* _ACTION ITEM_: Scan each line of the records for the word "Administrator" and extract the ones that have it.

* _TASK MATERIAL_:

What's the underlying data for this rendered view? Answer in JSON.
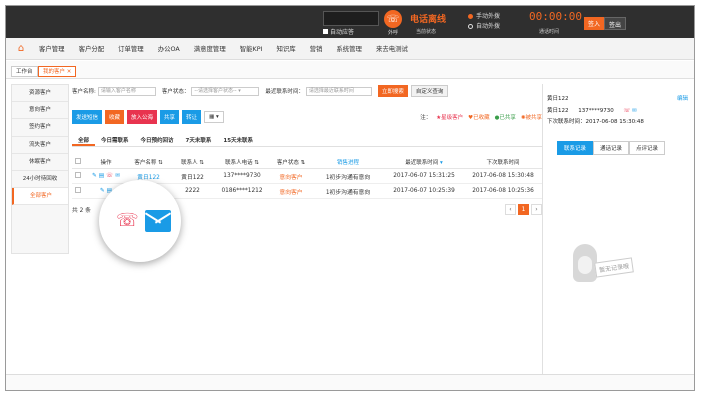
{
  "topbar": {
    "auto_answer_label": "自动应答",
    "dial_label": "外呼",
    "line_status": "电话离线",
    "line_status_sub": "当前状态",
    "manual_dial": "手动外拨",
    "auto_dial": "自动外拨",
    "timer": "00:00:00",
    "timer_sub": "通话时间",
    "sign_in": "签入",
    "sign_out": "签出"
  },
  "nav": {
    "items": [
      "客户管理",
      "客户分配",
      "订单管理",
      "办公OA",
      "满意度管理",
      "智能KPI",
      "知识库",
      "营销",
      "系统管理",
      "来去电测试"
    ]
  },
  "tabs": {
    "workbench": "工作台",
    "my_customers": "我的客户"
  },
  "sidebar": {
    "items": [
      "资源客户",
      "意向客户",
      "签约客户",
      "流失客户",
      "休眠客户",
      "24小时待回收",
      "全部客户"
    ]
  },
  "filters": {
    "name_label": "客户名称:",
    "name_placeholder": "请输入客户名称",
    "status_label": "客户状态：",
    "status_placeholder": "--请选择客户状态--",
    "last_contact_label": "最近联系时间：",
    "last_contact_placeholder": "请选择最近联系时间",
    "search_btn": "立即搜索",
    "custom_query_btn": "自定义查询"
  },
  "actions": {
    "sms": "发送短信",
    "favorite": "收藏",
    "public_pool": "放入公海",
    "share": "共享",
    "transfer": "转让",
    "grid_icon": "▦ ▾"
  },
  "legend": {
    "note": "注：",
    "star": "★星级客户",
    "fav": "♥已收藏",
    "shared": "●已共享",
    "shared_by": "✺被共享"
  },
  "subtabs": [
    "全部",
    "今日需联系",
    "今日预约回访",
    "7天未联系",
    "15天未联系"
  ],
  "table": {
    "headers": [
      "操作",
      "客户名称 ⇅",
      "联系人 ⇅",
      "联系人电话 ⇅",
      "客户状态 ⇅",
      "销售进程",
      "最近联系时间",
      "下次联系时间"
    ],
    "rows": [
      {
        "name": "黄日122",
        "contact": "黄日122",
        "phone": "137****9730",
        "status": "意向客户",
        "process": "1初步沟通有意向",
        "last": "2017-06-07 15:31:25",
        "next": "2017-06-08 15:30:48"
      },
      {
        "name": "2222",
        "contact": "2222",
        "phone": "0186****1212",
        "status": "意向客户",
        "process": "1初步沟通有意向",
        "last": "2017-06-07 10:25:39",
        "next": "2017-06-08 10:25:36"
      }
    ],
    "total": "共 2 条",
    "current_page": "1"
  },
  "right_panel": {
    "title": "黄日122",
    "edit": "编辑",
    "contact_name": "黄日122",
    "contact_phone": "137****9730",
    "next_contact": "下次联系时间：2017-06-08 15:30:48",
    "tabs": [
      "联系记录",
      "通话记录",
      "点评记录"
    ],
    "empty_text": "暂无记录哦"
  },
  "colors": {
    "accent": "#f26722",
    "blue": "#1a9be6",
    "red": "#e8344f"
  }
}
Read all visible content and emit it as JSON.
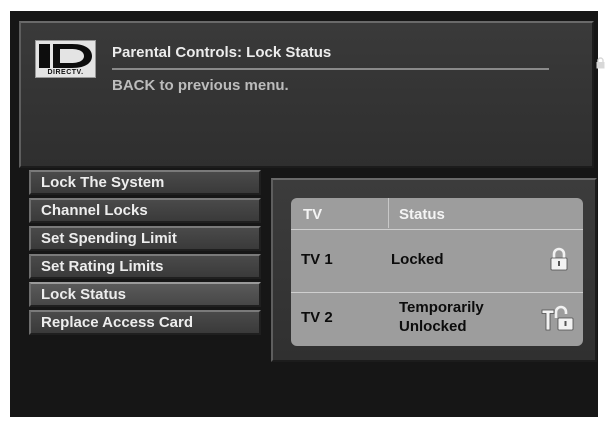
{
  "header": {
    "brand": "DIRECTV.",
    "title": "Parental Controls: Lock Status",
    "subtitle": "BACK to previous menu."
  },
  "indicator_icon": "lock-icon",
  "menu": {
    "items": [
      {
        "label": "Lock The System",
        "selected": false
      },
      {
        "label": "Channel Locks",
        "selected": false
      },
      {
        "label": "Set Spending Limit",
        "selected": false
      },
      {
        "label": "Set Rating Limits",
        "selected": false
      },
      {
        "label": "Lock Status",
        "selected": true
      },
      {
        "label": "Replace Access Card",
        "selected": false
      }
    ]
  },
  "status_table": {
    "headers": {
      "tv": "TV",
      "status": "Status"
    },
    "rows": [
      {
        "tv": "TV 1",
        "status": "Locked",
        "icon": "padlock-locked-icon"
      },
      {
        "tv": "TV 2",
        "status_line1": "Temporarily",
        "status_line2": "Unlocked",
        "icon": "temporarily-unlocked-icon"
      }
    ]
  }
}
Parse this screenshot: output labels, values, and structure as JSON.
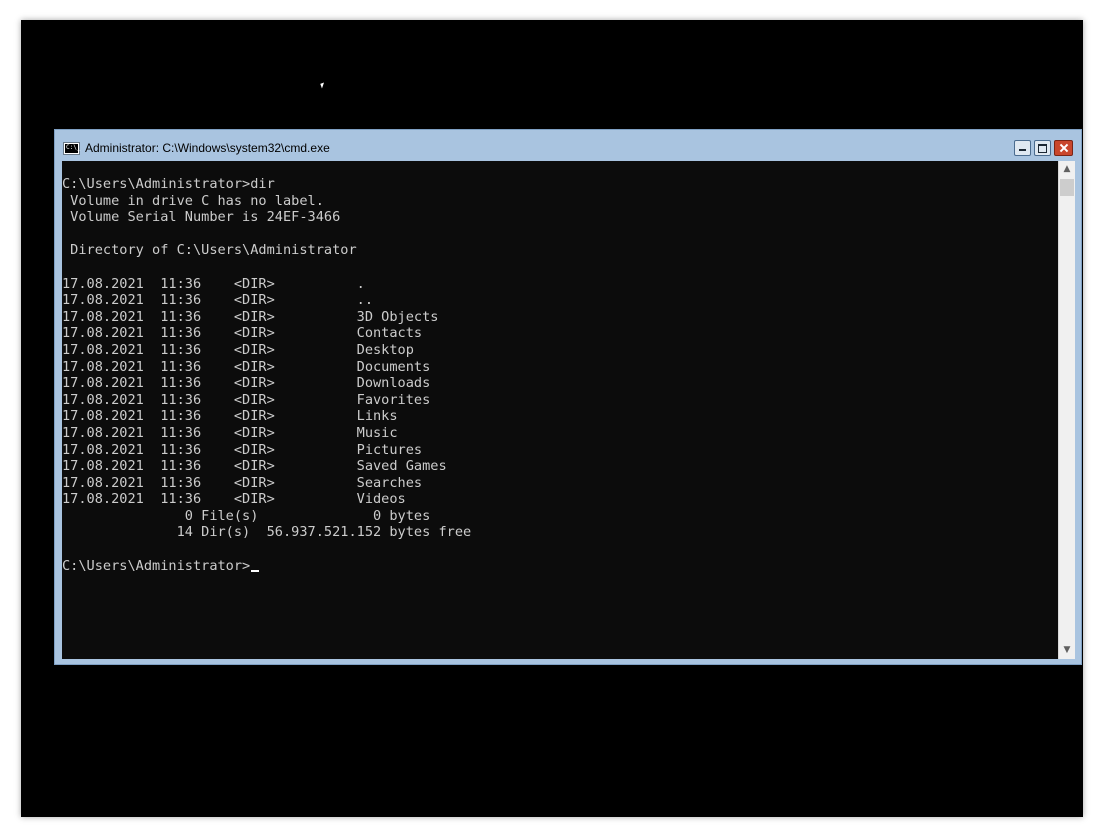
{
  "window": {
    "title": "Administrator: C:\\Windows\\system32\\cmd.exe",
    "icon": "cmd-icon",
    "controls": [
      "minimize-icon",
      "maximize-icon",
      "close-icon"
    ]
  },
  "console": {
    "lines": [
      "C:\\Users\\Administrator>dir",
      " Volume in drive C has no label.",
      " Volume Serial Number is 24EF-3466",
      "",
      " Directory of C:\\Users\\Administrator",
      "",
      "17.08.2021  11:36    <DIR>          .",
      "17.08.2021  11:36    <DIR>          ..",
      "17.08.2021  11:36    <DIR>          3D Objects",
      "17.08.2021  11:36    <DIR>          Contacts",
      "17.08.2021  11:36    <DIR>          Desktop",
      "17.08.2021  11:36    <DIR>          Documents",
      "17.08.2021  11:36    <DIR>          Downloads",
      "17.08.2021  11:36    <DIR>          Favorites",
      "17.08.2021  11:36    <DIR>          Links",
      "17.08.2021  11:36    <DIR>          Music",
      "17.08.2021  11:36    <DIR>          Pictures",
      "17.08.2021  11:36    <DIR>          Saved Games",
      "17.08.2021  11:36    <DIR>          Searches",
      "17.08.2021  11:36    <DIR>          Videos",
      "               0 File(s)              0 bytes",
      "              14 Dir(s)  56.937.521.152 bytes free",
      ""
    ],
    "prompt": "C:\\Users\\Administrator>"
  },
  "colors": {
    "console_bg": "#0c0c0c",
    "console_fg": "#cccccc",
    "frame": "#a9c4e0",
    "close_button": "#c9462c"
  }
}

* _ANSWER TO THIS PROBLEM_:
    "title": "Administrator: C:\\Windows\\system32\\cmd.exe",
      "C:\\Users\\Administrator>dir",
      " Directory of C:\\Users\\Administrator",
    "prompt": "C:\\Users\\Administrator>"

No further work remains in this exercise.